Proposed legislative changes
The Public Service and Other Legislation Amendment Bill 2020 (Bill) was introduced into State Parliament on 16 July 2020. This Bill seeks to progress the priority stage one reforms following completion of the Bridgman Review (Review) in May 2019. The Review identified significant problems in Queensland public sector employment laws and practices, which the Bill seeks to progress in two main areas: job security and “positive performance management”.
If the Bill passes it heralds amendments to the Public Service Act 2008 (Qld) (PSA), the Industrial Relations Act 2016 (Qld) (IR Act), and the Public Interest Disclosure Act 2010 (Qld) (PID Act).
These changes echo recent developments on the mis-classification of casual employment following the Skene and Rossato decisions.
The changes will also likely see an increase in the complexity of and challenges to performance management processes.
Improved job security for public sector employees
The Bill’s stated aim is to improve job security by making permanency the default basis for public sector employment. Fixed term or casual employment or other non-permanent employment is to be restricted to circumstances where ongoing employment is not viable or appropriate, or if the work performed is not the type ordinarily performed by a public service officer.
Factors indicating casual or non-permanent employment
Non-permanent employment will be allowed only if it is:
- to fill a temporary vacancy arising because a person is absent for a known period e.g. secondment or approved leave including parental leave;
- to perform a particular project with a known end date;
- to fill a position where funding is uncertain or unknown;
- to perform work necessary to meet an unexpected short-term increase in workload; or
- the employment is required for any of these purposes on a frequent or regular basis e.g. to backfill multiple absences.
Conversion requests – when and what do you get?
After 12 months of continuous service, casual and fixed term employees can request conversion of their employment to tenured employment.
There is no right to appeal at the 12-month mark, but there is at the two-year conversion review.
Public servants who act in positions at a higher classification, for example secondments, may request appointment at that higher level.
Consequences for public sector managers and employees
The proposed changes will introduce additional management challenges in utilising temporary or casual employment, including increased evidentiary requirements to demonstrate that tenured employment is not viable or appropriate and an increase in employment conversion requests.

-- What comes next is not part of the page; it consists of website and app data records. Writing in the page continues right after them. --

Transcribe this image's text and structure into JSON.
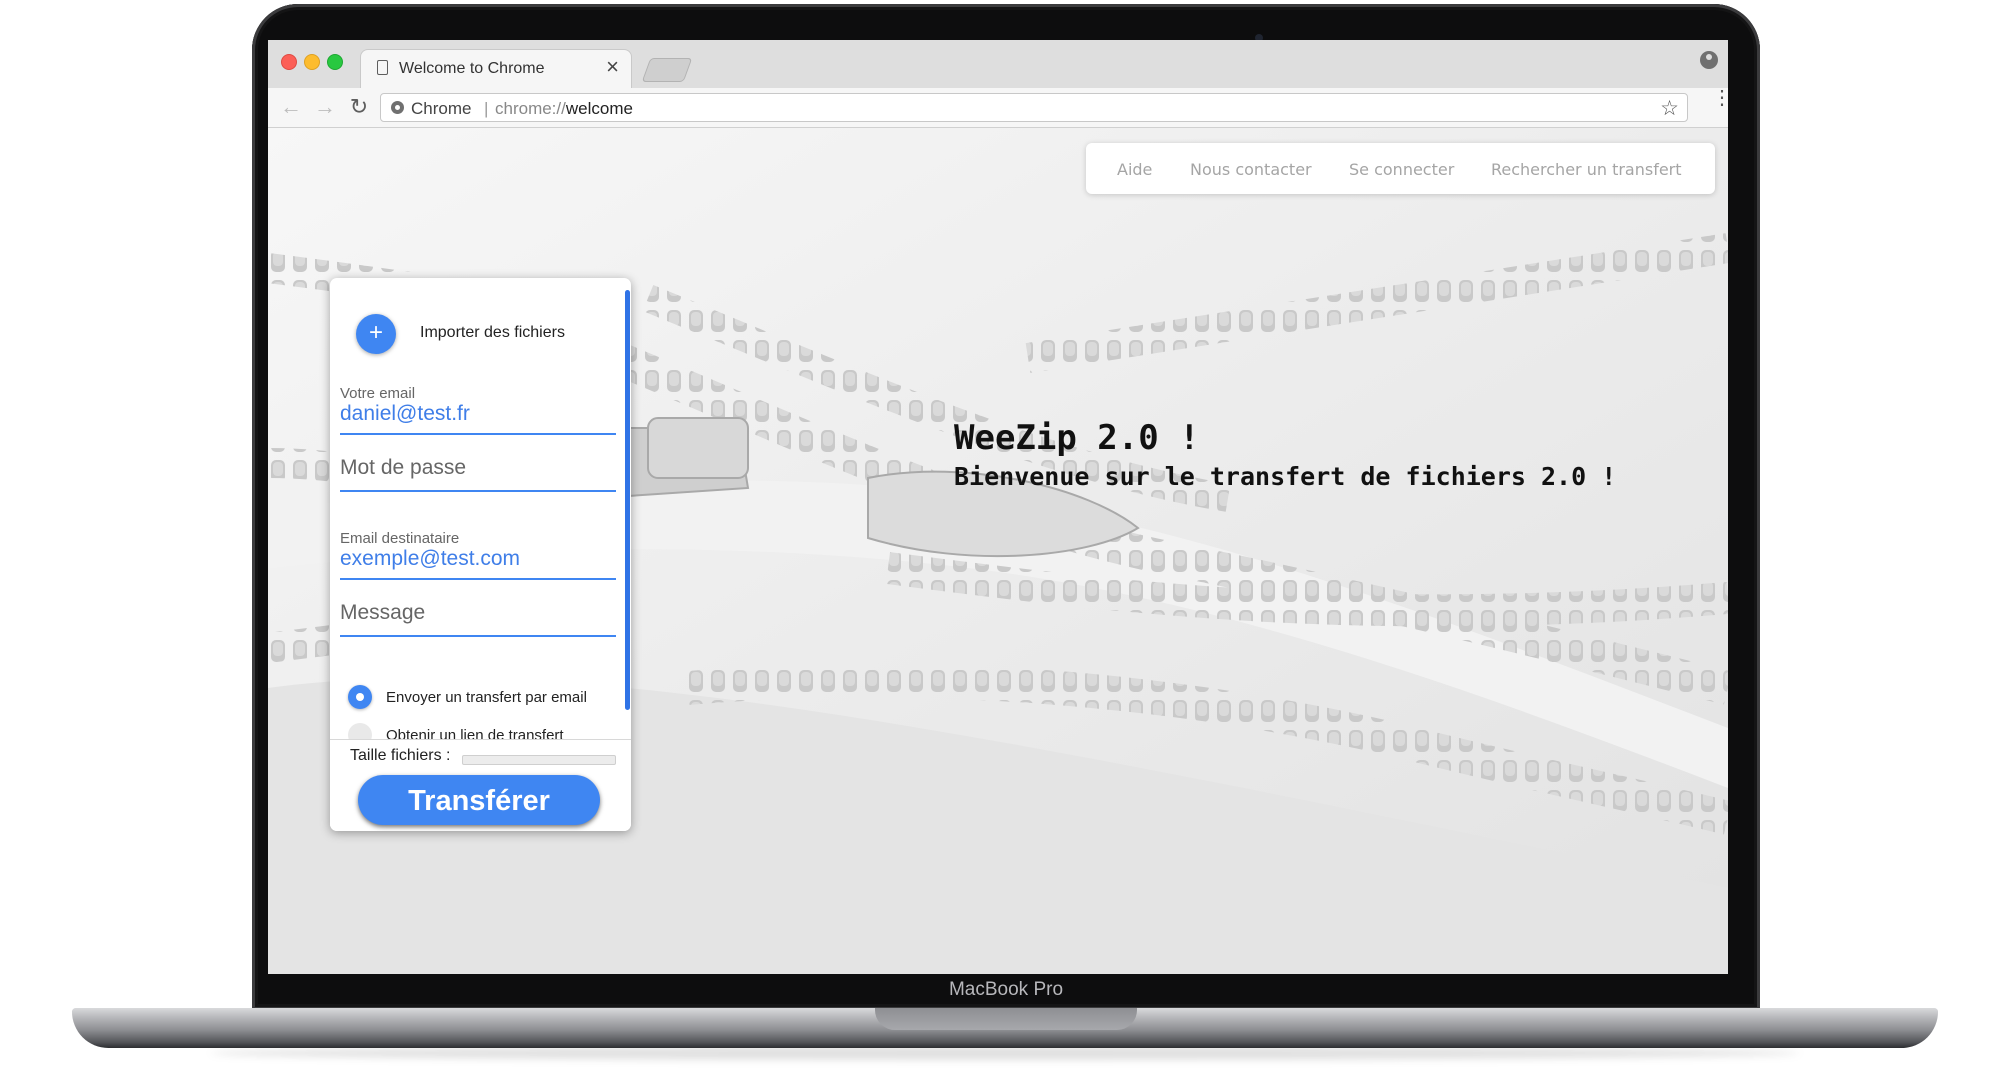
{
  "device": {
    "label": "MacBook Pro"
  },
  "browser": {
    "tab": {
      "title": "Welcome to Chrome",
      "close_glyph": "×"
    },
    "nav": {
      "back_glyph": "←",
      "forward_glyph": "→",
      "reload_glyph": "↻"
    },
    "omnibox": {
      "chip": "Chrome",
      "separator": "|",
      "scheme": "chrome://",
      "host": "welcome"
    },
    "star_glyph": "☆",
    "menu_glyph": "⋮"
  },
  "topnav": {
    "items": [
      {
        "label": "Aide"
      },
      {
        "label": "Nous contacter"
      },
      {
        "label": "Se connecter"
      },
      {
        "label": "Rechercher un transfert"
      }
    ]
  },
  "hero": {
    "title": "WeeZip 2.0 !",
    "subtitle": "Bienvenue sur le transfert de fichiers 2.0 !"
  },
  "upload_form": {
    "import": {
      "glyph": "+",
      "label": "Importer des fichiers"
    },
    "email": {
      "label": "Votre email",
      "value": "daniel@test.fr"
    },
    "password": {
      "placeholder": "Mot de passe"
    },
    "recipient": {
      "label": "Email destinataire",
      "value": "exemple@test.com"
    },
    "message": {
      "placeholder": "Message"
    },
    "options": [
      {
        "label": "Envoyer un transfert par email",
        "selected": true
      },
      {
        "label": "Obtenir un lien de transfert",
        "selected": false
      }
    ],
    "size": {
      "label": "Taille fichiers :",
      "progress": 0
    },
    "submit_label": "Transférer"
  },
  "colors": {
    "accent": "#3f86f2",
    "input_value": "#3f7ee8",
    "nav_text": "#a5a5a5"
  }
}
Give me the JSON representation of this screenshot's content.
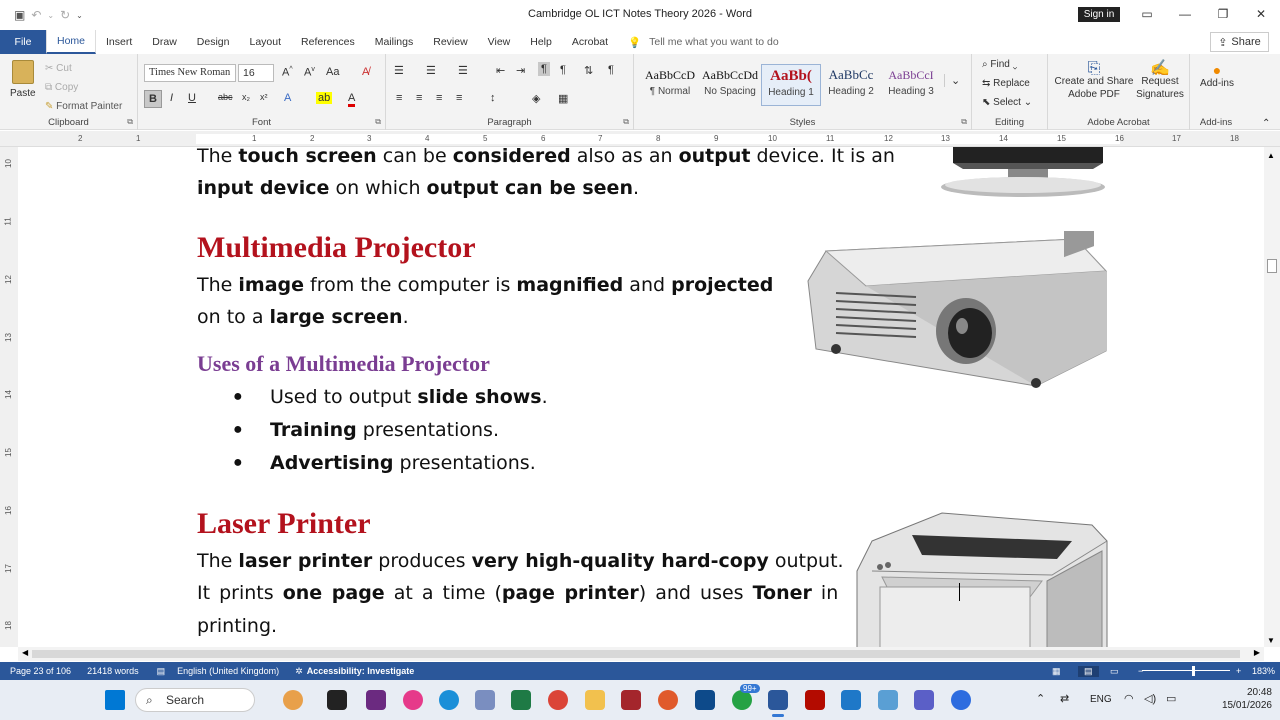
{
  "window": {
    "title": "Cambridge OL ICT Notes Theory 2026  -  Word",
    "signin": "Sign in"
  },
  "tabs": [
    "Home",
    "Insert",
    "Draw",
    "Design",
    "Layout",
    "References",
    "Mailings",
    "Review",
    "View",
    "Help",
    "Acrobat"
  ],
  "file_tab": "File",
  "tellme": "Tell me what you want to do",
  "share": "Share",
  "clipboard": {
    "paste": "Paste",
    "cut": "Cut",
    "copy": "Copy",
    "format_painter": "Format Painter",
    "label": "Clipboard"
  },
  "font": {
    "family": "Times New Roman",
    "size": "16",
    "label": "Font"
  },
  "paragraph": {
    "label": "Paragraph"
  },
  "styles": {
    "label": "Styles",
    "items": [
      {
        "preview": "AaBbCcD",
        "name": "¶ Normal"
      },
      {
        "preview": "AaBbCcDd",
        "name": "No Spacing"
      },
      {
        "preview": "AaBb(",
        "name": "Heading 1"
      },
      {
        "preview": "AaBbCc",
        "name": "Heading 2"
      },
      {
        "preview": "AaBbCcI",
        "name": "Heading 3"
      }
    ]
  },
  "editing": {
    "find": "Find",
    "replace": "Replace",
    "select": "Select",
    "label": "Editing"
  },
  "acrobat": {
    "create": "Create and Share Adobe PDF",
    "request": "Request Signatures",
    "label": "Adobe Acrobat"
  },
  "addins": {
    "button": "Add-ins",
    "label": "Add-ins"
  },
  "ruler_numbers": [
    "2",
    "1",
    "1",
    "2",
    "3",
    "4",
    "5",
    "6",
    "7",
    "8",
    "9",
    "10",
    "11",
    "12",
    "13",
    "14",
    "15",
    "16",
    "17",
    "18"
  ],
  "vruler_numbers": [
    "10",
    "11",
    "12",
    "13",
    "14",
    "15",
    "16",
    "17",
    "18"
  ],
  "document": {
    "line1_parts": [
      "The ",
      "touch screen",
      " can be ",
      "considered",
      " also as an ",
      "output",
      " device. It is an"
    ],
    "line2_parts": [
      "input device",
      " on which ",
      "output can be seen",
      "."
    ],
    "heading_projector": "Multimedia Projector",
    "proj_line1": [
      "The ",
      "image",
      " from the computer is ",
      "magnified",
      " and ",
      "projected"
    ],
    "proj_line2": [
      "on to a ",
      "large screen",
      "."
    ],
    "uses_heading": "Uses of a Multimedia Projector",
    "bullets": [
      [
        "Used to output ",
        "slide shows",
        "."
      ],
      [
        "Training",
        " presentations."
      ],
      [
        "Advertising",
        " presentations."
      ]
    ],
    "heading_printer": "Laser Printer",
    "printer_line1": [
      "The ",
      "laser printer",
      " produces ",
      "very high-quality hard-copy",
      " output."
    ],
    "printer_line2": [
      "It prints ",
      "one page",
      " at a time (",
      "page printer",
      ") and uses ",
      "Toner",
      " in"
    ],
    "printer_line3": "printing."
  },
  "status": {
    "page": "Page 23 of 106",
    "words": "21418 words",
    "language": "English (United Kingdom)",
    "accessibility": "Accessibility: Investigate",
    "zoom": "183%"
  },
  "taskbar": {
    "search": "Search",
    "badge": "99+",
    "lang": "ENG",
    "time": "20:48",
    "date": "15/01/2026"
  }
}
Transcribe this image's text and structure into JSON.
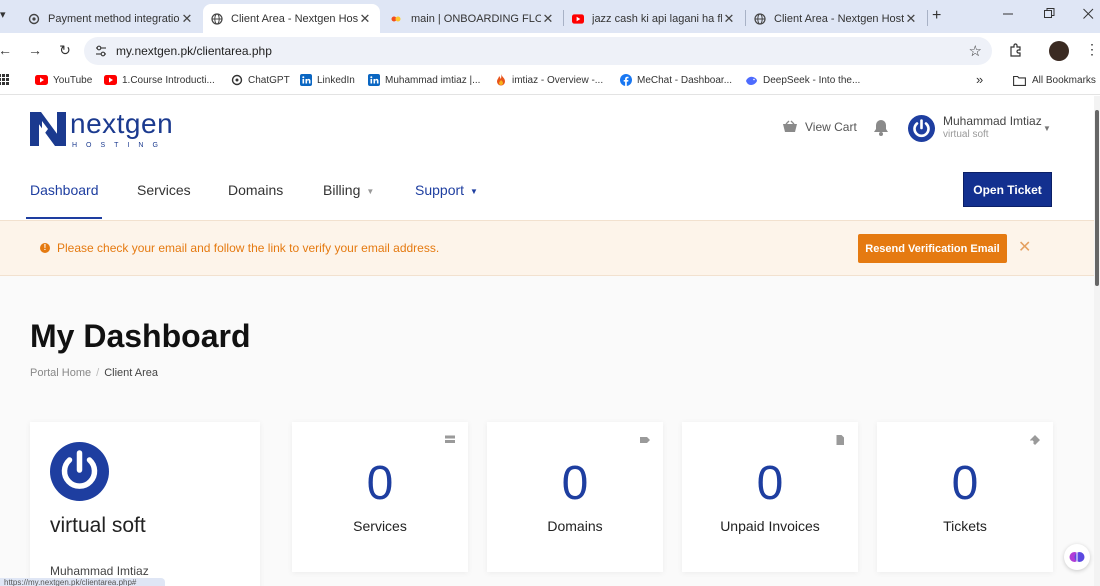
{
  "browser": {
    "tabs": [
      {
        "title": "Payment method integratio",
        "icon": "gear-icon"
      },
      {
        "title": "Client Area - Nextgen Hostin",
        "icon": "globe-icon",
        "active": true
      },
      {
        "title": "main | ONBOARDING FLOW",
        "icon": "figma-icon"
      },
      {
        "title": "jazz cash ki api lagani ha flu",
        "icon": "youtube-icon"
      },
      {
        "title": "Client Area - Nextgen Hostin",
        "icon": "globe-icon"
      }
    ],
    "tab_close": "✕",
    "new_tab": "+",
    "address": "my.nextgen.pk/clientarea.php",
    "bookmarks": [
      {
        "label": "YouTube",
        "icon": "youtube-icon"
      },
      {
        "label": "1.Course Introducti...",
        "icon": "youtube-icon"
      },
      {
        "label": "ChatGPT",
        "icon": "chatgpt-icon"
      },
      {
        "label": "LinkedIn",
        "icon": "linkedin-icon"
      },
      {
        "label": "Muhammad imtiaz |...",
        "icon": "linkedin-icon"
      },
      {
        "label": "imtiaz - Overview -...",
        "icon": "flame-icon"
      },
      {
        "label": "MeChat - Dashboar...",
        "icon": "facebook-icon"
      },
      {
        "label": "DeepSeek - Into the...",
        "icon": "deepseek-icon"
      }
    ],
    "bookmarks_more": "»",
    "all_bookmarks": "All Bookmarks",
    "status_url": "https://my.nextgen.pk/clientarea.php#"
  },
  "header": {
    "logo_word": "nextgen",
    "logo_sub": "HOSTING",
    "view_cart": "View Cart",
    "user_name": "Muhammad Imtiaz",
    "user_company": "virtual soft"
  },
  "nav": {
    "items": [
      {
        "label": "Dashboard",
        "active": true
      },
      {
        "label": "Services"
      },
      {
        "label": "Domains"
      },
      {
        "label": "Billing",
        "dropdown": true
      },
      {
        "label": "Support",
        "dropdown": true
      }
    ],
    "caret": "▼",
    "open_ticket": "Open Ticket"
  },
  "alert": {
    "icon": "!",
    "message": "Please check your email and follow the link to verify your email address.",
    "button": "Resend Verification Email",
    "close": "✕"
  },
  "page": {
    "title": "My Dashboard",
    "breadcrumb": {
      "home": "Portal Home",
      "sep": "/",
      "current": "Client Area"
    }
  },
  "profile_card": {
    "company": "virtual soft",
    "name": "Muhammad Imtiaz"
  },
  "stats": [
    {
      "label": "Services",
      "value": "0",
      "icon": "server-icon"
    },
    {
      "label": "Domains",
      "value": "0",
      "icon": "tag-icon"
    },
    {
      "label": "Unpaid Invoices",
      "value": "0",
      "icon": "document-icon"
    },
    {
      "label": "Tickets",
      "value": "0",
      "icon": "ticket-icon"
    }
  ],
  "colors": {
    "brand": "#1e3ea0",
    "alert": "#e57a11"
  }
}
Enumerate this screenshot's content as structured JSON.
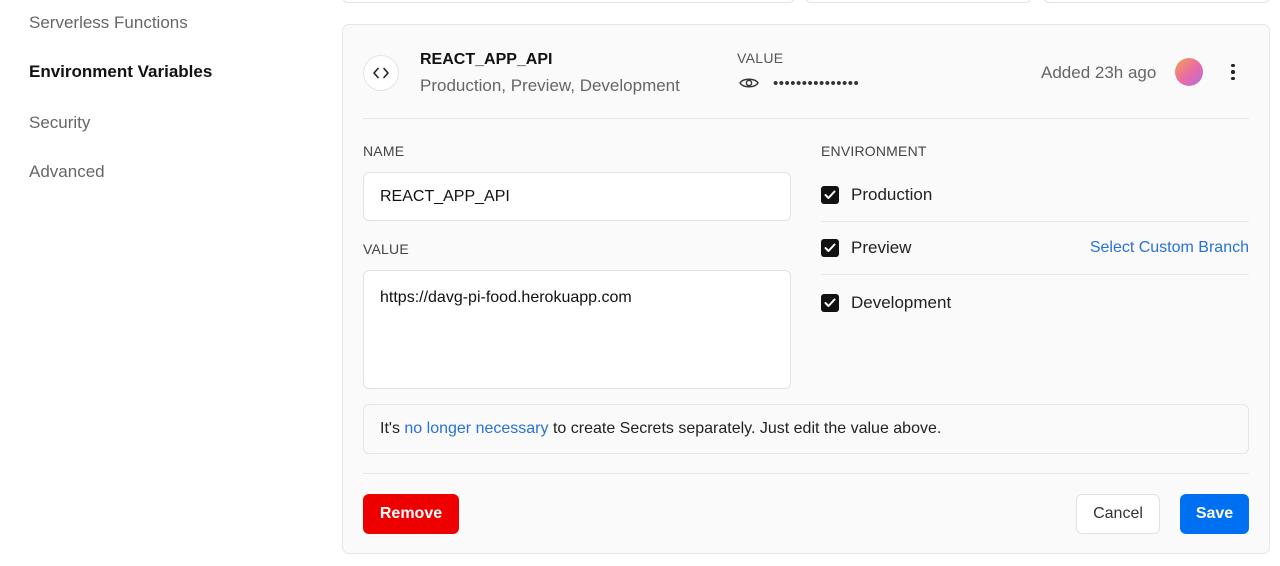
{
  "sidebar": {
    "items": [
      {
        "label": "Serverless Functions"
      },
      {
        "label": "Environment Variables"
      },
      {
        "label": "Security"
      },
      {
        "label": "Advanced"
      }
    ],
    "active_index": 1
  },
  "variable": {
    "name": "REACT_APP_API",
    "environments_summary": "Production, Preview, Development",
    "value_label": "VALUE",
    "masked_value": "•••••••••••••••",
    "added": "Added 23h ago",
    "code_icon": "code-brackets-icon",
    "eye_icon": "eye-icon",
    "more_icon": "more-vertical-icon"
  },
  "form": {
    "name_label": "NAME",
    "name_value": "REACT_APP_API",
    "value_label": "VALUE",
    "value_value": "https://davg-pi-food.herokuapp.com",
    "environment_label": "ENVIRONMENT",
    "environments": [
      {
        "label": "Production",
        "checked": true
      },
      {
        "label": "Preview",
        "checked": true,
        "link": "Select Custom Branch"
      },
      {
        "label": "Development",
        "checked": true
      }
    ]
  },
  "notice": {
    "prefix": "It's",
    "link": "no longer necessary",
    "suffix": "to create Secrets separately. Just edit the value above."
  },
  "actions": {
    "remove": "Remove",
    "cancel": "Cancel",
    "save": "Save"
  },
  "colors": {
    "accent": "#0070f3",
    "danger": "#ee0000",
    "link": "#2771d8"
  }
}
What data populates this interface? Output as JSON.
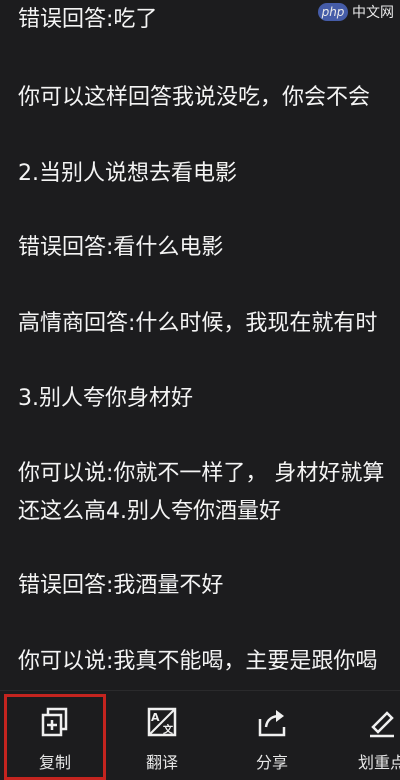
{
  "watermark": {
    "logo": "php",
    "text": "中文网"
  },
  "lines": [
    "错误回答:吃了",
    "你可以这样回答我说没吃，你会不会",
    "2.当别人说想去看电影",
    "错误回答:看什么电影",
    "高情商回答:什么时候，我现在就有时",
    "3.别人夸你身材好",
    "你可以说:你就不一样了， 身材好就算",
    "还这么高4.别人夸你酒量好",
    "错误回答:我酒量不好",
    "你可以说:我真不能喝，主要是跟你喝"
  ],
  "toolbar": {
    "copy": "复制",
    "translate": "翻译",
    "share": "分享",
    "highlight": "划重点"
  },
  "colors": {
    "background": "#1c1c1e",
    "highlight_border": "#c4241f"
  }
}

Positive performance management principles
The Bill introduces separation of performance management and improvement from discipline. It also introduces an additional requirement for positive performance management action before commencing disciplinary action.
The focus clearly is to encourage alternative processes, such as alternative dispute resolution or informal discussions, as the first port of call.
Performance management of public sector employees must occur within the framework of “positive performance principles” set out in the PSA namely:
- proactively managing the personal and professional development of employees with a view to continuously building expertise within the public sector;
- ensuring regular and constructive communication between managers and employees in relation to performance and conduct;
- recognising strengths, requirements and circumstances of employees and valuing their individual contributions;
- recognising performance that meets or exceeds expectations;
- providing opportunities and support to employees for improving performance;
- continuously improving performance by providing training and development;
- identifying at the earliest possible stage under-performance; and
- integrating the above into management practices and policies.
The Public Service Commission Chief Executive will publish directives about how the positive performance management principles are to be applied.
Raising the bar
The most common discipline grounds utilised currently in the PSA is that the employee has “performed the employee’s duties carelessly, incompetently or inefficiently”, or has breached a relevant standard of conduct.
The Bill proposes that performance-based discipline will only take place when the employee has engaged in repeated unsatisfactory performance or serious under-performance in their duties, including, for example, performing duties carelessly, incompetently or inefficiently. It also proposes that where there is a breach of a standard of conduct, the additional requirement of the breach being sufficiently serious to warrant disciplinary action must be satisfied.
IR coverage, jurisdictional expansion of QIRC and Industrial Court
Public service appeals are currently heard by Queensland Industrial Relations Commission (QIRC) members under the PSA. The Bill proposes that appeals be heard by the QIRC under the IR Act.
There are also proposed changes to the PID Act allowing the QIRC to hear applications by public sector employees seeking to relocate to ward off likely reprisals, should they remain in their usual work location. The Industrial Court’s jurisdiction will expand to include determining PSA appeals.
These changes if passed represent a significant shift in favour of public sector employees in terms of job security and performance management processes.
Public sector agencies are well placed to continue exercising best practice within the prism of “positive performance principles”.
Disciplinary action for one-off, minor or irregular poor performance or code of conduct breaches will require closer consideration and more careful preparatory work.